Midnight in the Switchgrass‘s story is set up as “based on real events”. Though it took some inspiration from case of the Truck Stop Killer, it shares barely a passing resemblance to the real-life crimes, instead simply seizing on the idea of a murderous truck driver. This makes for an uninspired premise, and the discovery that the film story isn’t even remotely true leaves its narrative feeling like little more than a cheap trick.

Though its story is a little insulting in some ways, it is gripping. There’s genuine tension built, and that’s primarily due to a number of sound performances from the film’s cast. Emile Hirsch and Megan Fox both give sympathetic performances, and Haas is so perfectly creepy that he makes a truly excellent villain. However, even decent performances can’t mask a truly bad movie, and unfortunately, that’s what Midnight in the Switchgrass is.

Lukas Haas as Peter and Megan Fox as Rebecca in Midnight in the Switchgrass 2021

A number of bizarre choices combine to make Midnight in the Switchgrass a pretty awful film. The worst offender is the weird and unnecessary use of flashbacks – at one point, the film flashes back to the onscreen events of barely two minutes prior. These flashbacks are achieved with clich├ęd filters and jarring transitions, and they serve no purpose whatsoever (other than further derailing the film’s pacing).
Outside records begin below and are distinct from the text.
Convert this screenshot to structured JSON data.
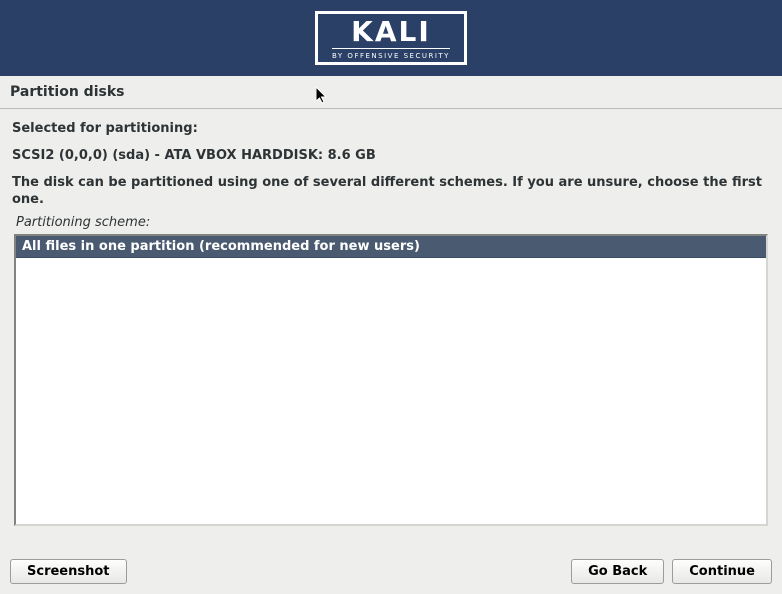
{
  "header": {
    "brand": "KALI",
    "tagline": "BY OFFENSIVE SECURITY"
  },
  "page_title": "Partition disks",
  "content": {
    "selected_label": "Selected for partitioning:",
    "disk_info": "SCSI2 (0,0,0) (sda) - ATA VBOX HARDDISK: 8.6 GB",
    "instruction": "The disk can be partitioned using one of several different schemes. If you are unsure, choose the first one.",
    "scheme_label": "Partitioning scheme:",
    "options": {
      "selected": "All files in one partition (recommended for new users)"
    }
  },
  "buttons": {
    "screenshot": "Screenshot",
    "go_back": "Go Back",
    "continue": "Continue"
  }
}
There’s also a lack of any will to properly establish any sort of consequence. Good characters are rewarded, bad characters get what they deserve, with the only exceptions being the victims (most of which are only shown as corpses). If Midnight in the Switchgrass had been based on an actual true story, it would have failed the victims drastically, but instead, it just comes off as vaguely insensitive nonsense. Even so, it delivered a pointlessly happy final scene in which Megan Fox’s apparent death doesn’t stick, and she’s able to live happily ever after having achieved her goal and helped catch the killer.
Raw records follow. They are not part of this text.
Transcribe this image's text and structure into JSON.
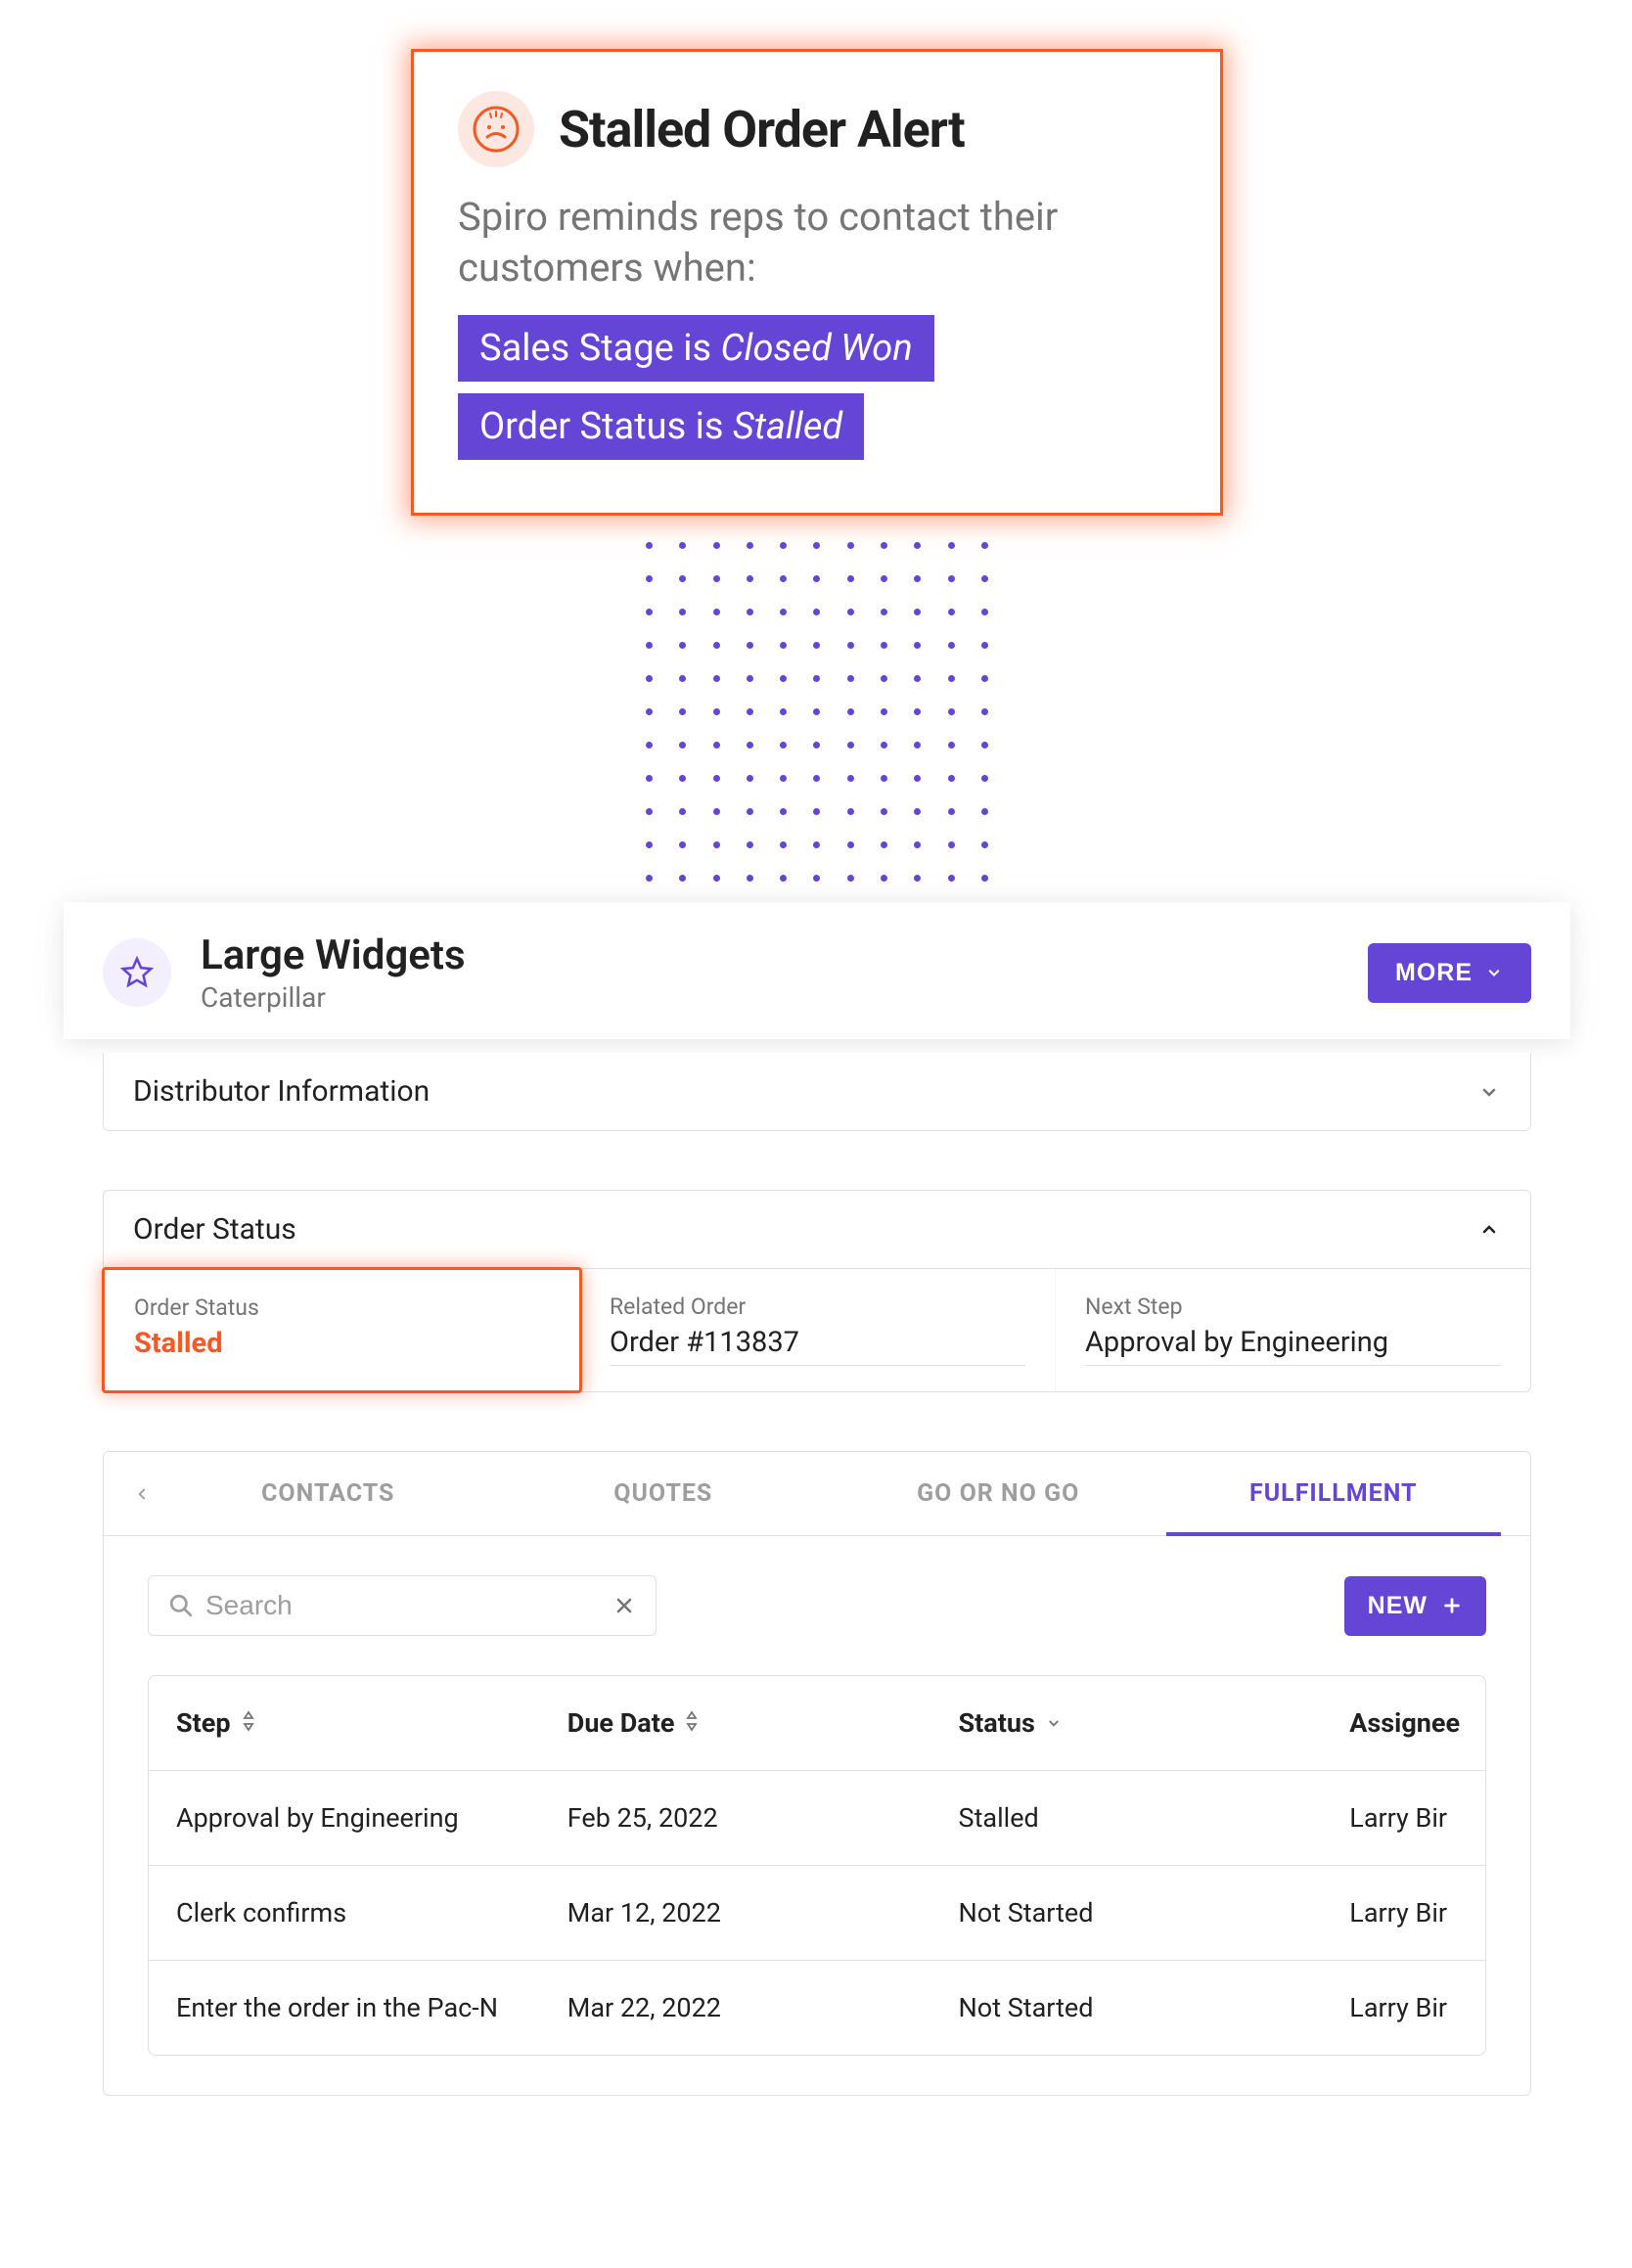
{
  "alert": {
    "title": "Stalled Order Alert",
    "description": "Spiro reminds reps to contact their customers when:",
    "conditions": [
      {
        "field": "Sales Stage is ",
        "value": "Closed Won"
      },
      {
        "field": "Order Status is ",
        "value": "Stalled"
      }
    ]
  },
  "record": {
    "title": "Large Widgets",
    "subtitle": "Caterpillar",
    "more_label": "MORE"
  },
  "sections": {
    "distributor": {
      "title": "Distributor Information"
    },
    "order_status": {
      "title": "Order Status",
      "fields": [
        {
          "label": "Order Status",
          "value": "Stalled",
          "highlighted": true
        },
        {
          "label": "Related Order",
          "value": "Order #113837"
        },
        {
          "label": "Next Step",
          "value": "Approval by Engineering"
        }
      ]
    }
  },
  "tabs": {
    "items": [
      "CONTACTS",
      "QUOTES",
      "GO OR NO GO",
      "FULFILLMENT"
    ],
    "active_index": 3,
    "search_placeholder": "Search",
    "new_label": "NEW",
    "columns": [
      "Step",
      "Due Date",
      "Status",
      "Assignee"
    ],
    "rows": [
      {
        "step": "Approval by Engineering",
        "due": "Feb 25, 2022",
        "status": "Stalled",
        "assignee": "Larry Bir"
      },
      {
        "step": "Clerk confirms",
        "due": "Mar 12, 2022",
        "status": "Not Started",
        "assignee": "Larry Bir"
      },
      {
        "step": "Enter the order in the Pac-N",
        "due": "Mar 22, 2022",
        "status": "Not Started",
        "assignee": "Larry Bir"
      }
    ]
  }
}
Basically, Midnight in the Switchgrass is exactly the sort of movie that gives thrillers a bad name. It plays out like an off-market budget paperback, and a number of questionable directing decisions don’t even afford it a layer of Hollywood sheen to make it a less bitter pill. It’s not entirely irredeemable, but it’s far from good. Mostly, it’s just disappointing.


Rating: 30%

Summary: Midnight in the Switchgrass is exactly the sort of narrative safe-bet that no one has ever asked for. It doesn’t challenge the conventions of the genre, it doesn’t provoke any thought, and it’s not even well made.

Highlights: Lukas Haas is almost gleefully creepy, and Machine Gun Kelly’s brief performance is an unexpected stand-out.